I continue to grow my skills in Mecabricks and, to a smaller extend, Blender. When I ran across What's missing? A New Hope on BrickSet, the Yavin IV model depicted intrigued me. Doing some research into the unreleased set, it ultimately led me to render my own version of it.
A twisted journey.
The intent of the BrickSet article was to talk about all the sets that could be, or should be, in the original Star Wars film. An interesting read that I highly recommend as it does a great job chronically the better of the Star Wars models around Episode IV. Although I have my own favorites and recommendations, it is still a fun read.
Towards the end of the article, it talked about the unreleased Yavin IV model from the LEGO Star Wars: The Visual Dictionary. I don’t have the book, but that one picture kicked me into research mode. I started searching around the Internet and, to my surprise, I found someone who’d actually built the model.
Even better, in the very first paragraph was a link to another MOC of the set, but this time using LDD. Wait, LDD? I could import that into Mecabricks. So off I went to see if the LDD file was actually shared. Guess what, it was! Joy and rapture. I downloaded it and got to work.
Shortcuts aren’t always short.
Of course, before starting anything I decided to check Mecabricks to make sure no one had already tried to do what I was about to. Nope, nothing there. With that based covered, I got to work importing the model.
That done, It didn’t take long to notice that a few pieces were missing and colors were a bit off. Although the import generally works well, I wasn’t surprised that I needed to tweak a few things. Some things are easy to fix like—like missing faces, incorrect hand colors, or mis-matched head gear. Others weren’t so easy.
For one, Mecabricks didn’t have Chewy, nor did it have the Ewok stand in from the original LDD file. I dug around for awhile and landed on using a superhero head with some alternate coloring.
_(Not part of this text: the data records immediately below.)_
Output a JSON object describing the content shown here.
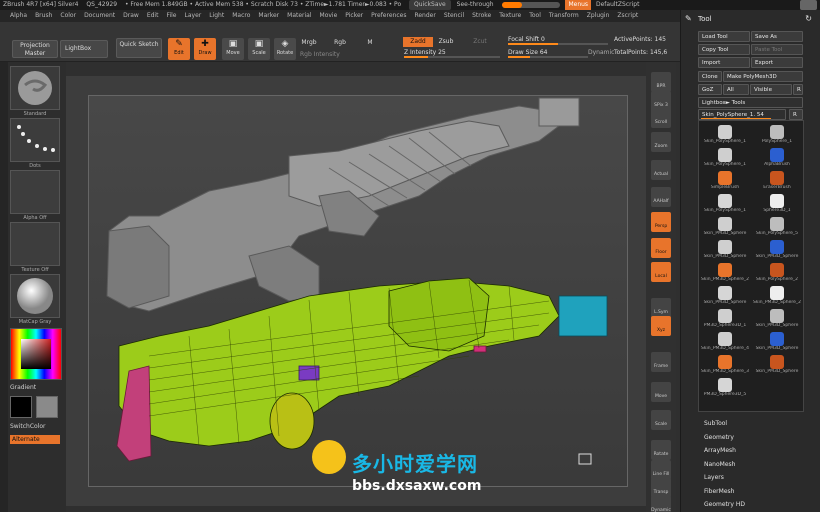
{
  "titlebar": {
    "segments": [
      "ZBrush 4R7 [x64] Silver4",
      "QS_42929",
      "• Free Mem 1.849GB • Active Mem 538 • Scratch Disk 73 • ZTime►1.781 Timer►0.083 • Po"
    ],
    "quicksave": "QuickSave",
    "seethrough": "See-through",
    "seethrough_value": 0,
    "menus": "Menus",
    "script": "DefaultZScript"
  },
  "menubar": [
    "Alpha",
    "Brush",
    "Color",
    "Document",
    "Draw",
    "Edit",
    "File",
    "Layer",
    "Light",
    "Macro",
    "Marker",
    "Material",
    "Movie",
    "Picker",
    "Preferences",
    "Render",
    "Stencil",
    "Stroke",
    "Texture",
    "Tool",
    "Transform",
    "Zplugin",
    "Zscript"
  ],
  "toptools": {
    "projection_master": "Projection Master",
    "lightbox": "LightBox",
    "quick_sketch": "Quick Sketch",
    "edit": "Edit",
    "draw": "Draw",
    "move": "Move",
    "scale": "Scale",
    "rotate": "Rotate",
    "mrgb": "Mrgb",
    "rgb": "Rgb",
    "m": "M",
    "rgb_intensity": "Rgb Intensity",
    "zadd": "Zadd",
    "zsub": "Zsub",
    "zcut": "Zcut",
    "z_intensity": "Z Intensity",
    "z_intensity_value": "25",
    "focal_shift": "Focal Shift",
    "focal_shift_value": "0",
    "draw_size": "Draw Size",
    "draw_size_value": "64",
    "dynamic": "Dynamic",
    "active_points": "ActivePoints:",
    "active_points_value": "145",
    "total_points": "TotalPoints:",
    "total_points_value": "145,6"
  },
  "leftshelf": {
    "brush_label": "Standard",
    "stroke_label": "Dots",
    "alpha_label": "Alpha Off",
    "texture_label": "Texture Off",
    "material_label": "MatCap Gray",
    "gradient": "Gradient",
    "switchcolor": "SwitchColor",
    "alternate": "Alternate"
  },
  "rightcol": [
    "BPR",
    "SPix 3",
    "Scroll",
    "Zoom",
    "Actual",
    "AAHalf",
    "Persp",
    "Floor",
    "Local",
    "L.Sym",
    "Xyz",
    "Frame",
    "Move",
    "Scale",
    "Rotate",
    "Line Fill PolyF",
    "Transp",
    "Dynamic"
  ],
  "toolpanel": {
    "title": "Tool",
    "load_tool": "Load Tool",
    "save_as": "Save As",
    "copy_tool": "Copy Tool",
    "paste_tool": "Paste Tool",
    "import": "Import",
    "export": "Export",
    "clone": "Clone",
    "make_polymesh": "Make PolyMesh3D",
    "goz": "GoZ",
    "all": "All",
    "visible": "Visible",
    "r": "R",
    "lightbox_tools": "Lightbox► Tools",
    "current_tool": "Skin_PolySphere_1. 54",
    "r2": "R",
    "subtools": [
      {
        "name": "Skin_PolySphere_1"
      },
      {
        "name": "PolySphere_1"
      },
      {
        "name": "Skin_PolySphere_1"
      },
      {
        "name": "AlphaBrush"
      },
      {
        "name": "SimpleBrush"
      },
      {
        "name": "EraserBrush"
      },
      {
        "name": "Skin_PolySphere_1"
      },
      {
        "name": "Sphere3D_1"
      },
      {
        "name": "Skin_PM3D_Sphere"
      },
      {
        "name": "Skin_PolySphere_5"
      },
      {
        "name": "Skin_PM3D_Sphere"
      },
      {
        "name": "Skin_PM3D_Sphere"
      },
      {
        "name": "Skin_PM3D_Sphere_2"
      },
      {
        "name": "Skin_PolySphere_2"
      },
      {
        "name": "Skin_PM3D_Sphere"
      },
      {
        "name": "Skin_PM3D_Sphere_2"
      },
      {
        "name": "PM3D_Sphere3D_1"
      },
      {
        "name": "Skin_PM3D_Sphere"
      },
      {
        "name": "Skin_PM3D_Sphere_4"
      },
      {
        "name": "Skin_PM3D_Sphere"
      },
      {
        "name": "Skin_PM3D_Sphere_3"
      },
      {
        "name": "Skin_PM3D_Sphere"
      },
      {
        "name": "PM3D_Sphere3D_5"
      }
    ],
    "sections": [
      "SubTool",
      "Geometry",
      "ArrayMesh",
      "NanoMesh",
      "Layers",
      "FiberMesh",
      "Geometry HD"
    ]
  },
  "watermark": {
    "cn": "多小时爱学网",
    "url": "bbs.dxsaxw.com"
  },
  "colors": {
    "accent": "#e8742b",
    "mesh_green": "#9ccc1a",
    "mesh_cyan": "#1fa2bd",
    "mesh_pink": "#c2407a",
    "gun_gray": "#8a8a8a"
  }
}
It works, but prevents me from doing closeups. Not that I really could. I needed better shirts and helmets to truly make it look good.
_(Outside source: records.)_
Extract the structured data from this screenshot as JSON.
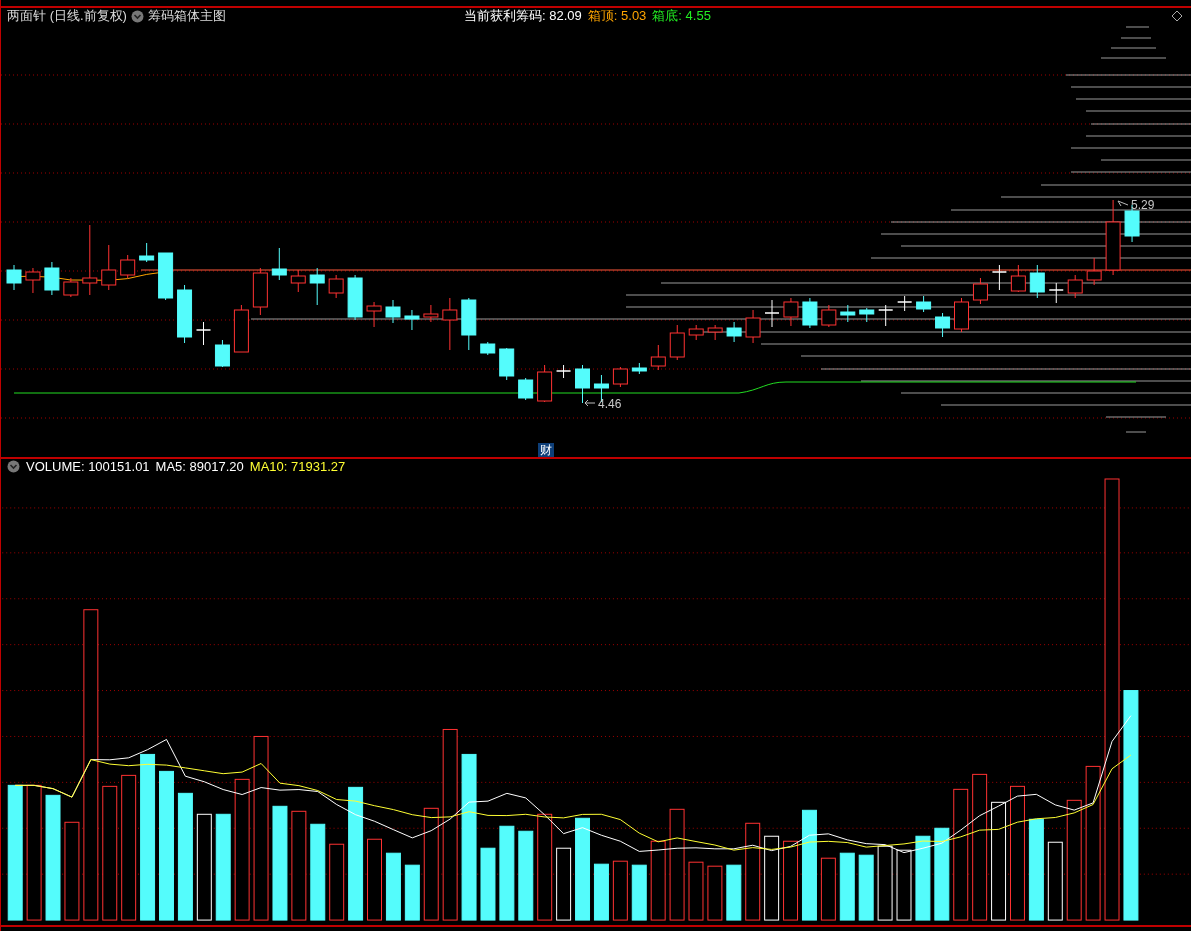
{
  "header": {
    "stock": "两面针",
    "period": "(日线.前复权)",
    "indicator": "筹码箱体主图"
  },
  "readouts": [
    {
      "label": "当前获利筹码:",
      "value": "82.09",
      "color": "#ffffff"
    },
    {
      "label": "箱顶:",
      "value": "5.03",
      "color": "#ffa500"
    },
    {
      "label": "箱底:",
      "value": "4.55",
      "color": "#22ee22"
    }
  ],
  "price_chart": {
    "high_label": "5.29",
    "low_label": "4.46",
    "badge": "财"
  },
  "volume": {
    "readouts": [
      {
        "label": "VOLUME:",
        "value": "100151.01",
        "color": "#ffffff"
      },
      {
        "label": "MA5:",
        "value": "89017.20",
        "color": "#ffffff"
      },
      {
        "label": "MA10:",
        "value": "71931.27",
        "color": "#ffff33"
      }
    ]
  }
}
A bigger problem, though, was the lack of two critical pieces. One was a large plate that the flight briefing sat on. That was easily fixed using two smaller pieces. Although, I’m sure that if you tried to build the model with those plates it wouldn’t work. No matter, they are a good enough stand in.
The other problem, and ascetically more difficult one, was the lack of the crane supports. The piece acts as the hanger walls, without which the model just looks wrong. Time to jump in and craft a suitable replacement. Digging through Mecabricks, I found some good lower supports that fit well. Then, I filled in the rest with slopes and other construction.
Perhaps not as true to the original design, I actually like the construction. With that part done, it was time to export and render this puppy. Fortunately, that was an easier task. It took just a few minutes for me to position it. Unfortunately, it took quite a long time to actually render it. The wait was worth it.
Gem in the rough it is.
Yoda pun aside, the model is as the book states: an unreleased sketch model. In some ways, the model is great as is. Combining exterior and interior settings, the rebel base has a lot of potential There are at least four different areas that make this set very playable.
The exterior is probably the weakest. The scale is off with the turrets. You could place a figure in them, but why? It would look odd. It doesn’t help that there are no trees and the eagles nest that the rebel’s watch the launch from is missing.
In contrast, the hanger is the best, more for what is in it then the area itself. That X-wing needs some adjustments, but is otherwise a good looking set. I also like the skid and other figures scattered around. Adding some cargo and other details would make the back a stand out feature. It wouldn’t surprise me if LEGO came out with just the hanger as a set.
In the middle area, you get the mission briefing on one side. A number of rebel pilots sit around the computer listening to how they have to shoot at a tiny hole on a moon sized machine. On the other side is the tactical room where the rebels waited for the Death Star to come within range. Together, they make up a good portion of the movie.
Lastly, on top, is the medal ceremony. The battle over, you can relive the closing scene with all your favorite characters. Okay, perhaps not what most people will want to relive, it is a nice touch and fits with the overall theme of the model. That said, I don’t see the droids in the picture. Hopefully they are there as well.
What’s next for the set?
As noted in the original article, the upcoming Rouge One movie will prominently feature Yavin IV. The backdrop for a lot of the action, I hope LEGO will take the opportunity to bring a set or two of the rebel base to life. Until then, I might just have to go build my own MOC.